*What is required:*
Exactly as shown, give the full listing again.

*Input data:*
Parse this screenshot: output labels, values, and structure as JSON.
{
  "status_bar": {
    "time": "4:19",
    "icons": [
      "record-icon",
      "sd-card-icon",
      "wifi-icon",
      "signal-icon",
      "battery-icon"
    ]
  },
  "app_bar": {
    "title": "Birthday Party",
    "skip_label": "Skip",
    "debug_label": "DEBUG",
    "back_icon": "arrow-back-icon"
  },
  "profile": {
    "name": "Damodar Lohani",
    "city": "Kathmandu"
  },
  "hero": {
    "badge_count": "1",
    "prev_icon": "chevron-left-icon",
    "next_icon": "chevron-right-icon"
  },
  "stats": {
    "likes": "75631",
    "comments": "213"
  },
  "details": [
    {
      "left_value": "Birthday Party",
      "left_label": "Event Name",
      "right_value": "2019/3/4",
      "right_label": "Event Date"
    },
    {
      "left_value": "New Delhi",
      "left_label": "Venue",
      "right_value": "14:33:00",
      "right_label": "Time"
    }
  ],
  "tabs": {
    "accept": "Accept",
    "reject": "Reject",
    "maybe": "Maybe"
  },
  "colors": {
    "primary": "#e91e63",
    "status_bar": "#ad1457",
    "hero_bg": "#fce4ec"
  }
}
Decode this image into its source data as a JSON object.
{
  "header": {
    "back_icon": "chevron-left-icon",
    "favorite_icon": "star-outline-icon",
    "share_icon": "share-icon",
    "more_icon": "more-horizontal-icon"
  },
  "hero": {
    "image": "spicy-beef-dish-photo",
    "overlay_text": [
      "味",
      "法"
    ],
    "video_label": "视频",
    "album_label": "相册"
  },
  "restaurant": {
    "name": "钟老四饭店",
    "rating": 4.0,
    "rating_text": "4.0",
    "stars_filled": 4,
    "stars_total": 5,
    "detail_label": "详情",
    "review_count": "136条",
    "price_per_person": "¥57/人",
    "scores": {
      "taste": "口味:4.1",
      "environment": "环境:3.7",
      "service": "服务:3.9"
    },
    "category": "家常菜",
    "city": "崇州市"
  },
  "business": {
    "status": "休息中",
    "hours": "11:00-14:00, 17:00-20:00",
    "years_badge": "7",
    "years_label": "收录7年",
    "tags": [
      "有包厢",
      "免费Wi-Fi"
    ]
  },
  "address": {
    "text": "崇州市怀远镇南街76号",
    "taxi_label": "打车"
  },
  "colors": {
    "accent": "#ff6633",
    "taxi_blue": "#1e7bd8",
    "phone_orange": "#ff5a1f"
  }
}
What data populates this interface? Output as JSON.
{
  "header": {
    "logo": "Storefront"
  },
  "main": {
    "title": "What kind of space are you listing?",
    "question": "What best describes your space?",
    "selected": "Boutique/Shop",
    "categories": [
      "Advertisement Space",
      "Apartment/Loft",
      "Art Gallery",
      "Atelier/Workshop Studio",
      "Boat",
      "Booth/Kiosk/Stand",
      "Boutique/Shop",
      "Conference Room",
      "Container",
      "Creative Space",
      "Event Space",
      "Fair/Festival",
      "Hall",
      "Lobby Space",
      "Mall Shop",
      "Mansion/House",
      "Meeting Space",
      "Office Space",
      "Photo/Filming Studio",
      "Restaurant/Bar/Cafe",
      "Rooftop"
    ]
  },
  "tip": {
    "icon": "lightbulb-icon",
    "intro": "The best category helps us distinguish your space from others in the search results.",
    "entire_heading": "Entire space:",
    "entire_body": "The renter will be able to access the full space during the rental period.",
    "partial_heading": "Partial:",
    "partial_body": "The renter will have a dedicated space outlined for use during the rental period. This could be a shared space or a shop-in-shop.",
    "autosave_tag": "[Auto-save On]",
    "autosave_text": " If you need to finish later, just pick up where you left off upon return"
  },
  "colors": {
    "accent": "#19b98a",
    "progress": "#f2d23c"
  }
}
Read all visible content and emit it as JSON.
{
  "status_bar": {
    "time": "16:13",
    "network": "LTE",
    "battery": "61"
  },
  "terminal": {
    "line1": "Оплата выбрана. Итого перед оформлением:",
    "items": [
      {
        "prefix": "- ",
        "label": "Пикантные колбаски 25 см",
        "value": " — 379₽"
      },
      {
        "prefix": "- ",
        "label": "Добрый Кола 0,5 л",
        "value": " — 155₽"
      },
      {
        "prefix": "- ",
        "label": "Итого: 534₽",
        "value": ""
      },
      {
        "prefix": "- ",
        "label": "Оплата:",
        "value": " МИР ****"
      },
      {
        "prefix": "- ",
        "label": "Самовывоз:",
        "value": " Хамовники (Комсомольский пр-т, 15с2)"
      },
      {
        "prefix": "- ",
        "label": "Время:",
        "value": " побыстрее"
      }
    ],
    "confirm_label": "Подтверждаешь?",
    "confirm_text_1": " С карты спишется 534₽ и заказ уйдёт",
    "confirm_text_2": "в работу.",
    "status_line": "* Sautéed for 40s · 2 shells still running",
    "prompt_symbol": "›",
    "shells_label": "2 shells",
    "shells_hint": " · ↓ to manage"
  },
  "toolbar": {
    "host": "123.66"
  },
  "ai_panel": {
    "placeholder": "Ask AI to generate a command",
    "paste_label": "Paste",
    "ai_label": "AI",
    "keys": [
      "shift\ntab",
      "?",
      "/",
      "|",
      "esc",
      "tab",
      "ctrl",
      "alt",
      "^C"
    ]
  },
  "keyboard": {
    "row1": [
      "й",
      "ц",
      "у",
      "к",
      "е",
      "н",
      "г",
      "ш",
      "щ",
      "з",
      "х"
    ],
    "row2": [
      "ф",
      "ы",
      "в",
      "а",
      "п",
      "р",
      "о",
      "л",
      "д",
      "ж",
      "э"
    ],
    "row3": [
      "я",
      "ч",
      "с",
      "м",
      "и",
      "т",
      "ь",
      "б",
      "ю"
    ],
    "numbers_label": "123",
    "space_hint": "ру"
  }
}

*Finished task:*
Parse this screenshot: output labels, values, and structure as JSON.
{
  "status_bar": {
    "time": "4:19",
    "icons": [
      "record-icon",
      "sd-card-icon",
      "wifi-icon",
      "signal-icon",
      "battery-icon"
    ]
  },
  "app_bar": {
    "title": "Birthday Party",
    "skip_label": "Skip",
    "debug_label": "DEBUG",
    "back_icon": "arrow-back-icon"
  },
  "profile": {
    "name": "Damodar Lohani",
    "city": "Kathmandu"
  },
  "hero": {
    "badge_count": "1",
    "prev_icon": "chevron-left-icon",
    "next_icon": "chevron-right-icon"
  },
  "stats": {
    "likes": "75631",
    "comments": "213"
  },
  "details": [
    {
      "left_value": "Birthday Party",
      "left_label": "Event Name",
      "right_value": "2019/3/4",
      "right_label": "Event Date"
    },
    {
      "left_value": "New Delhi",
      "left_label": "Venue",
      "right_value": "14:33:00",
      "right_label": "Time"
    }
  ],
  "tabs": {
    "accept": "Accept",
    "reject": "Reject",
    "maybe": "Maybe"
  },
  "colors": {
    "primary": "#e91e63",
    "status_bar": "#ad1457",
    "hero_bg": "#fce4ec"
  }
}
Decode this image into its source data as a JSON object.
{
  "header": {
    "back_icon": "chevron-left-icon",
    "favorite_icon": "star-outline-icon",
    "share_icon": "share-icon",
    "more_icon": "more-horizontal-icon"
  },
  "hero": {
    "image": "spicy-beef-dish-photo",
    "overlay_text": [
      "味",
      "法"
    ],
    "video_label": "视频",
    "album_label": "相册"
  },
  "restaurant": {
    "name": "钟老四饭店",
    "rating": 4.0,
    "rating_text": "4.0",
    "stars_filled": 4,
    "stars_total": 5,
    "detail_label": "详情",
    "review_count": "136条",
    "price_per_person": "¥57/人",
    "scores": {
      "taste": "口味:4.1",
      "environment": "环境:3.7",
      "service": "服务:3.9"
    },
    "category": "家常菜",
    "city": "崇州市"
  },
  "business": {
    "status": "休息中",
    "hours": "11:00-14:00, 17:00-20:00",
    "years_badge": "7",
    "years_label": "收录7年",
    "tags": [
      "有包厢",
      "免费Wi-Fi"
    ]
  },
  "address": {
    "text": "崇州市怀远镇南街76号",
    "taxi_label": "打车"
  },
  "colors": {
    "accent": "#ff6633",
    "taxi_blue": "#1e7bd8",
    "phone_orange": "#ff5a1f"
  }
}
What data populates this interface? Output as JSON.
{
  "header": {
    "logo": "Storefront"
  },
  "main": {
    "title": "What kind of space are you listing?",
    "question": "What best describes your space?",
    "selected": "Boutique/Shop",
    "categories": [
      "Advertisement Space",
      "Apartment/Loft",
      "Art Gallery",
      "Atelier/Workshop Studio",
      "Boat",
      "Booth/Kiosk/Stand",
      "Boutique/Shop",
      "Conference Room",
      "Container",
      "Creative Space",
      "Event Space",
      "Fair/Festival",
      "Hall",
      "Lobby Space",
      "Mall Shop",
      "Mansion/House",
      "Meeting Space",
      "Office Space",
      "Photo/Filming Studio",
      "Restaurant/Bar/Cafe",
      "Rooftop"
    ]
  },
  "tip": {
    "icon": "lightbulb-icon",
    "intro": "The best category helps us distinguish your space from others in the search results.",
    "entire_heading": "Entire space:",
    "entire_body": "The renter will be able to access the full space during the rental period.",
    "partial_heading": "Partial:",
    "partial_body": "The renter will have a dedicated space outlined for use during the rental period. This could be a shared space or a shop-in-shop.",
    "autosave_tag": "[Auto-save On]",
    "autosave_text": " If you need to finish later, just pick up where you left off upon return"
  },
  "colors": {
    "accent": "#19b98a",
    "progress": "#f2d23c"
  }
}
Read all visible content and emit it as JSON.
{
  "status_bar": {
    "time": "16:13",
    "network": "LTE",
    "battery": "61"
  },
  "terminal": {
    "line1": "Оплата выбрана. Итого перед оформлением:",
    "items": [
      {
        "prefix": "- ",
        "label": "Пикантные колбаски 25 см",
        "value": " — 379₽"
      },
      {
        "prefix": "- ",
        "label": "Добрый Кола 0,5 л",
        "value": " — 155₽"
      },
      {
        "prefix": "- ",
        "label": "Итого: 534₽",
        "value": ""
      },
      {
        "prefix": "- ",
        "label": "Оплата:",
        "value": " МИР ****"
      },
      {
        "prefix": "- ",
        "label": "Самовывоз:",
        "value": " Хамовники (Комсомольский пр-т, 15с2)"
      },
      {
        "prefix": "- ",
        "label": "Время:",
        "value": " побыстрее"
      }
    ],
    "confirm_label": "Подтверждаешь?",
    "confirm_text_1": " С карты спишется 534₽ и заказ уйдёт",
    "confirm_text_2": "в работу.",
    "status_line": "* Sautéed for 40s · 2 shells still running",
    "prompt_symbol": "›",
    "shells_label": "2 shells",
    "shells_hint": " · ↓ to manage"
  },
  "toolbar": {
    "host": "123.66"
  },
  "ai_panel": {
    "placeholder": "Ask AI to generate a command",
    "paste_label": "Paste",
    "ai_label": "AI",
    "keys": [
      "shift\ntab",
      "?",
      "/",
      "|",
      "esc",
      "tab",
      "ctrl",
      "alt",
      "^C"
    ]
  },
  "keyboard": {
    "row1": [
      "й",
      "ц",
      "у",
      "к",
      "е",
      "н",
      "г",
      "ш",
      "щ",
      "з",
      "х"
    ],
    "row2": [
      "ф",
      "ы",
      "в",
      "а",
      "п",
      "р",
      "о",
      "л",
      "д",
      "ж",
      "э"
    ],
    "row3": [
      "я",
      "ч",
      "с",
      "м",
      "и",
      "т",
      "ь",
      "б",
      "ю"
    ],
    "numbers_label": "123",
    "space_hint": "ру"
  }
}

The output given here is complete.